[Source records]
== Segment start ==

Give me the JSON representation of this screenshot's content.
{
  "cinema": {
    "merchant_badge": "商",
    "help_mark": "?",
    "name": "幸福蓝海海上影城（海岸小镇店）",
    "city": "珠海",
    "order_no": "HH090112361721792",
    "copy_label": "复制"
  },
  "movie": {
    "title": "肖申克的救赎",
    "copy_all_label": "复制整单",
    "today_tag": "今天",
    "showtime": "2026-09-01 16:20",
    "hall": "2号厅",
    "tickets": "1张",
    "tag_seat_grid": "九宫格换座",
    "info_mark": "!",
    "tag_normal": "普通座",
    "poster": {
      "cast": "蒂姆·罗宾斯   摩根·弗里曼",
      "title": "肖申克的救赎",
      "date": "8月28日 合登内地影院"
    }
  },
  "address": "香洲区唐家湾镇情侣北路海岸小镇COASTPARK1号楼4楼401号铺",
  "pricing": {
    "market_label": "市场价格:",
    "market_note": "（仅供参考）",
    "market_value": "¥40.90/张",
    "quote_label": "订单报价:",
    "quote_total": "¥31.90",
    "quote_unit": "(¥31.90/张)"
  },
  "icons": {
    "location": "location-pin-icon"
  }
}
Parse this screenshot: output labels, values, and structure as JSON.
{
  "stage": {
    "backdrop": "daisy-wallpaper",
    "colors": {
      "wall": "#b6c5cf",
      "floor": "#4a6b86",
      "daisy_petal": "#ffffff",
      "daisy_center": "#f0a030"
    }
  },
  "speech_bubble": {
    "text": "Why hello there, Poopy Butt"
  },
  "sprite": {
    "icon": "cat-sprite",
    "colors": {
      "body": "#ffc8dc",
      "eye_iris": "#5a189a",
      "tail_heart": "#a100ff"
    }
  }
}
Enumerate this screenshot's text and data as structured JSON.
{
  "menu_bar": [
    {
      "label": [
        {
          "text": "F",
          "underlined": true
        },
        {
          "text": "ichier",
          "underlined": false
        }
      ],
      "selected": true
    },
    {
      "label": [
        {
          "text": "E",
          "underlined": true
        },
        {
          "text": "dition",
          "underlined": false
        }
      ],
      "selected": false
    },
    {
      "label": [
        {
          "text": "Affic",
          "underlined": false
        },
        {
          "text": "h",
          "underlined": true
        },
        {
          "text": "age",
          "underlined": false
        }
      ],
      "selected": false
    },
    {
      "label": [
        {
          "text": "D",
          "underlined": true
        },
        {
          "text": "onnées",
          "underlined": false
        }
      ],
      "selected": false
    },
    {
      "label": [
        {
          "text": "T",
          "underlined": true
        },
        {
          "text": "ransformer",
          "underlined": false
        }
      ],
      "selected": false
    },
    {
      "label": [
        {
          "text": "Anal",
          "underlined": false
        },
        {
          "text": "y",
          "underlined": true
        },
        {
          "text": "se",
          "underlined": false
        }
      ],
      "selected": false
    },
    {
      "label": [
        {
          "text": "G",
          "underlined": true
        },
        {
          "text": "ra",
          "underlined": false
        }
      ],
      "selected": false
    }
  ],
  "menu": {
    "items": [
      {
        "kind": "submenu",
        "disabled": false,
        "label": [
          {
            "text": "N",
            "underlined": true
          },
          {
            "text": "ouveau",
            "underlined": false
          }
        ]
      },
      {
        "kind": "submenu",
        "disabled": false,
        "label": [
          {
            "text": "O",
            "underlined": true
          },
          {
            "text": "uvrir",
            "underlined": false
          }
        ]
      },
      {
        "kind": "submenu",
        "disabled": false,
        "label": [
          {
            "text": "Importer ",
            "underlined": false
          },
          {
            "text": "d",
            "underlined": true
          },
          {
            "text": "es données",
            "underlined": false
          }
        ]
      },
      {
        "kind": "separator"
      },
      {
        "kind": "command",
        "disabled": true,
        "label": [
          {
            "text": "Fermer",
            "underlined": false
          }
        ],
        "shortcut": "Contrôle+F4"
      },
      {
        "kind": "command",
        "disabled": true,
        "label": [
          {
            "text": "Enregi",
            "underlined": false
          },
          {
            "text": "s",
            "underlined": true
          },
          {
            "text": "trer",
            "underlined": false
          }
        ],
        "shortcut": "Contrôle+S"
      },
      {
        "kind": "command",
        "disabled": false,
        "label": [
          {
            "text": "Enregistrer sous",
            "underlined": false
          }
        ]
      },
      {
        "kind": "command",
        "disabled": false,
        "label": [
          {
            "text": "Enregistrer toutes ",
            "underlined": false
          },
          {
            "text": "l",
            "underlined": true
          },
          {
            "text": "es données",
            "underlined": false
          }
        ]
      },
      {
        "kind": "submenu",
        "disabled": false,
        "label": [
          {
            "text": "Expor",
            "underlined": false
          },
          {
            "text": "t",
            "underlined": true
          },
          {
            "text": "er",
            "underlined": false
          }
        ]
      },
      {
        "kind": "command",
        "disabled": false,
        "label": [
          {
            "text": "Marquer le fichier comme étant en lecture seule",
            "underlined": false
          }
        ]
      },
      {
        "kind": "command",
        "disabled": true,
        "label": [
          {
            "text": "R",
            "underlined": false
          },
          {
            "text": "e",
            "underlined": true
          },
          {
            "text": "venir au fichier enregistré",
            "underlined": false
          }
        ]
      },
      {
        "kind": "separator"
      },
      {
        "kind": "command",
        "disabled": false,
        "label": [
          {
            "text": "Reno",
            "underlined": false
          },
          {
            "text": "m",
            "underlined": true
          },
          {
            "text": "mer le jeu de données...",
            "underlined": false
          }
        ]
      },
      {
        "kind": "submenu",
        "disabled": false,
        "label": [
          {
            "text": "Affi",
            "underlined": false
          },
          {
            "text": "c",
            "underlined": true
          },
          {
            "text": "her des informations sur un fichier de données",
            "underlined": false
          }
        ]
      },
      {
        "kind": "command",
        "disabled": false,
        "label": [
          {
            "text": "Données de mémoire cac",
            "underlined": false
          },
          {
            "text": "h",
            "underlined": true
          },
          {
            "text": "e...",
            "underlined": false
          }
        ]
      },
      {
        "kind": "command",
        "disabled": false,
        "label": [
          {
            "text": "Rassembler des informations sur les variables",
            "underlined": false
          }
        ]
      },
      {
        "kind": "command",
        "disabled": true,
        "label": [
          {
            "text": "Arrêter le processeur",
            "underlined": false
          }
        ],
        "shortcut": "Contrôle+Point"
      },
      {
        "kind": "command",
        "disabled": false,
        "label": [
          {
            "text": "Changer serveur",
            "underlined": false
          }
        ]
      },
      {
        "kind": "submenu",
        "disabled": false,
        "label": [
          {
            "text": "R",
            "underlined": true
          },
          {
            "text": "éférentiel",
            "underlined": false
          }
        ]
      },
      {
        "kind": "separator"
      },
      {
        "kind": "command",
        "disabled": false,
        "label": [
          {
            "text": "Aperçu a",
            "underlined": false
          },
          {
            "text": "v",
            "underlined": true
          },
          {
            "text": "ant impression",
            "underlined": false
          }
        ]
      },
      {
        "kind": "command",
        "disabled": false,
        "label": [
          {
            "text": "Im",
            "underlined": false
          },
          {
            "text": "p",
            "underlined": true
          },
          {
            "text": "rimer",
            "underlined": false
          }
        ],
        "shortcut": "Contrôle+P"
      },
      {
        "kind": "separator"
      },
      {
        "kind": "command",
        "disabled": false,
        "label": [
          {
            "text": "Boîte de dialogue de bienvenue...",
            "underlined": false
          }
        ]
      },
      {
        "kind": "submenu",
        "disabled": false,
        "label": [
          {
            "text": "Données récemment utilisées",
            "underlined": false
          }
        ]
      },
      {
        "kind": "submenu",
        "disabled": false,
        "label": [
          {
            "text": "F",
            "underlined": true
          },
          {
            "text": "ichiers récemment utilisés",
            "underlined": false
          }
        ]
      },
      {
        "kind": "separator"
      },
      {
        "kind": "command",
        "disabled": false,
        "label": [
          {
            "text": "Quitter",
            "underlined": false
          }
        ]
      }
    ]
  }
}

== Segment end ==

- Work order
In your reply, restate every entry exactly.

- Response to this task
Give me the JSON representation of this screenshot's content.
{
  "cinema": {
    "merchant_badge": "商",
    "help_mark": "?",
    "name": "幸福蓝海海上影城（海岸小镇店）",
    "city": "珠海",
    "order_no": "HH090112361721792",
    "copy_label": "复制"
  },
  "movie": {
    "title": "肖申克的救赎",
    "copy_all_label": "复制整单",
    "today_tag": "今天",
    "showtime": "2026-09-01 16:20",
    "hall": "2号厅",
    "tickets": "1张",
    "tag_seat_grid": "九宫格换座",
    "info_mark": "!",
    "tag_normal": "普通座",
    "poster": {
      "cast": "蒂姆·罗宾斯   摩根·弗里曼",
      "title": "肖申克的救赎",
      "date": "8月28日 合登内地影院"
    }
  },
  "address": "香洲区唐家湾镇情侣北路海岸小镇COASTPARK1号楼4楼401号铺",
  "pricing": {
    "market_label": "市场价格:",
    "market_note": "（仅供参考）",
    "market_value": "¥40.90/张",
    "quote_label": "订单报价:",
    "quote_total": "¥31.90",
    "quote_unit": "(¥31.90/张)"
  },
  "icons": {
    "location": "location-pin-icon"
  }
}
Parse this screenshot: output labels, values, and structure as JSON.
{
  "stage": {
    "backdrop": "daisy-wallpaper",
    "colors": {
      "wall": "#b6c5cf",
      "floor": "#4a6b86",
      "daisy_petal": "#ffffff",
      "daisy_center": "#f0a030"
    }
  },
  "speech_bubble": {
    "text": "Why hello there, Poopy Butt"
  },
  "sprite": {
    "icon": "cat-sprite",
    "colors": {
      "body": "#ffc8dc",
      "eye_iris": "#5a189a",
      "tail_heart": "#a100ff"
    }
  }
}
Enumerate this screenshot's text and data as structured JSON.
{
  "menu_bar": [
    {
      "label": [
        {
          "text": "F",
          "underlined": true
        },
        {
          "text": "ichier",
          "underlined": false
        }
      ],
      "selected": true
    },
    {
      "label": [
        {
          "text": "E",
          "underlined": true
        },
        {
          "text": "dition",
          "underlined": false
        }
      ],
      "selected": false
    },
    {
      "label": [
        {
          "text": "Affic",
          "underlined": false
        },
        {
          "text": "h",
          "underlined": true
        },
        {
          "text": "age",
          "underlined": false
        }
      ],
      "selected": false
    },
    {
      "label": [
        {
          "text": "D",
          "underlined": true
        },
        {
          "text": "onnées",
          "underlined": false
        }
      ],
      "selected": false
    },
    {
      "label": [
        {
          "text": "T",
          "underlined": true
        },
        {
          "text": "ransformer",
          "underlined": false
        }
      ],
      "selected": false
    },
    {
      "label": [
        {
          "text": "Anal",
          "underlined": false
        },
        {
          "text": "y",
          "underlined": true
        },
        {
          "text": "se",
          "underlined": false
        }
      ],
      "selected": false
    },
    {
      "label": [
        {
          "text": "G",
          "underlined": true
        },
        {
          "text": "ra",
          "underlined": false
        }
      ],
      "selected": false
    }
  ],
  "menu": {
    "items": [
      {
        "kind": "submenu",
        "disabled": false,
        "label": [
          {
            "text": "N",
            "underlined": true
          },
          {
            "text": "ouveau",
            "underlined": false
          }
        ]
      },
      {
        "kind": "submenu",
        "disabled": false,
        "label": [
          {
            "text": "O",
            "underlined": true
          },
          {
            "text": "uvrir",
            "underlined": false
          }
        ]
      },
      {
        "kind": "submenu",
        "disabled": false,
        "label": [
          {
            "text": "Importer ",
            "underlined": false
          },
          {
            "text": "d",
            "underlined": true
          },
          {
            "text": "es données",
            "underlined": false
          }
        ]
      },
      {
        "kind": "separator"
      },
      {
        "kind": "command",
        "disabled": true,
        "label": [
          {
            "text": "Fermer",
            "underlined": false
          }
        ],
        "shortcut": "Contrôle+F4"
      },
      {
        "kind": "command",
        "disabled": true,
        "label": [
          {
            "text": "Enregi",
            "underlined": false
          },
          {
            "text": "s",
            "underlined": true
          },
          {
            "text": "trer",
            "underlined": false
          }
        ],
        "shortcut": "Contrôle+S"
      },
      {
        "kind": "command",
        "disabled": false,
        "label": [
          {
            "text": "Enregistrer sous",
            "underlined": false
          }
        ]
      },
      {
        "kind": "command",
        "disabled": false,
        "label": [
          {
            "text": "Enregistrer toutes ",
            "underlined": false
          },
          {
            "text": "l",
            "underlined": true
          },
          {
            "text": "es données",
            "underlined": false
          }
        ]
      },
      {
        "kind": "submenu",
        "disabled": false,
        "label": [
          {
            "text": "Expor",
            "underlined": false
          },
          {
            "text": "t",
            "underlined": true
          },
          {
            "text": "er",
            "underlined": false
          }
        ]
      },
      {
        "kind": "command",
        "disabled": false,
        "label": [
          {
            "text": "Marquer le fichier comme étant en lecture seule",
            "underlined": false
          }
        ]
      },
      {
        "kind": "command",
        "disabled": true,
        "label": [
          {
            "text": "R",
            "underlined": false
          },
          {
            "text": "e",
            "underlined": true
          },
          {
            "text": "venir au fichier enregistré",
            "underlined": false
          }
        ]
      },
      {
        "kind": "separator"
      },
      {
        "kind": "command",
        "disabled": false,
        "label": [
          {
            "text": "Reno",
            "underlined": false
          },
          {
            "text": "m",
            "underlined": true
          },
          {
            "text": "mer le jeu de données...",
            "underlined": false
          }
        ]
      },
      {
        "kind": "submenu",
        "disabled": false,
        "label": [
          {
            "text": "Affi",
            "underlined": false
          },
          {
            "text": "c",
            "underlined": true
          },
          {
            "text": "her des informations sur un fichier de données",
            "underlined": false
          }
        ]
      },
      {
        "kind": "command",
        "disabled": false,
        "label": [
          {
            "text": "Données de mémoire cac",
            "underlined": false
          },
          {
            "text": "h",
            "underlined": true
          },
          {
            "text": "e...",
            "underlined": false
          }
        ]
      },
      {
        "kind": "command",
        "disabled": false,
        "label": [
          {
            "text": "Rassembler des informations sur les variables",
            "underlined": false
          }
        ]
      },
      {
        "kind": "command",
        "disabled": true,
        "label": [
          {
            "text": "Arrêter le processeur",
            "underlined": false
          }
        ],
        "shortcut": "Contrôle+Point"
      },
      {
        "kind": "command",
        "disabled": false,
        "label": [
          {
            "text": "Changer serveur",
            "underlined": false
          }
        ]
      },
      {
        "kind": "submenu",
        "disabled": false,
        "label": [
          {
            "text": "R",
            "underlined": true
          },
          {
            "text": "éférentiel",
            "underlined": false
          }
        ]
      },
      {
        "kind": "separator"
      },
      {
        "kind": "command",
        "disabled": false,
        "label": [
          {
            "text": "Aperçu a",
            "underlined": false
          },
          {
            "text": "v",
            "underlined": true
          },
          {
            "text": "ant impression",
            "underlined": false
          }
        ]
      },
      {
        "kind": "command",
        "disabled": false,
        "label": [
          {
            "text": "Im",
            "underlined": false
          },
          {
            "text": "p",
            "underlined": true
          },
          {
            "text": "rimer",
            "underlined": false
          }
        ],
        "shortcut": "Contrôle+P"
      },
      {
        "kind": "separator"
      },
      {
        "kind": "command",
        "disabled": false,
        "label": [
          {
            "text": "Boîte de dialogue de bienvenue...",
            "underlined": false
          }
        ]
      },
      {
        "kind": "submenu",
        "disabled": false,
        "label": [
          {
            "text": "Données récemment utilisées",
            "underlined": false
          }
        ]
      },
      {
        "kind": "submenu",
        "disabled": false,
        "label": [
          {
            "text": "F",
            "underlined": true
          },
          {
            "text": "ichiers récemment utilisés",
            "underlined": false
          }
        ]
      },
      {
        "kind": "separator"
      },
      {
        "kind": "command",
        "disabled": false,
        "label": [
          {
            "text": "Quitter",
            "underlined": false
          }
        ]
      }
    ]
  }
}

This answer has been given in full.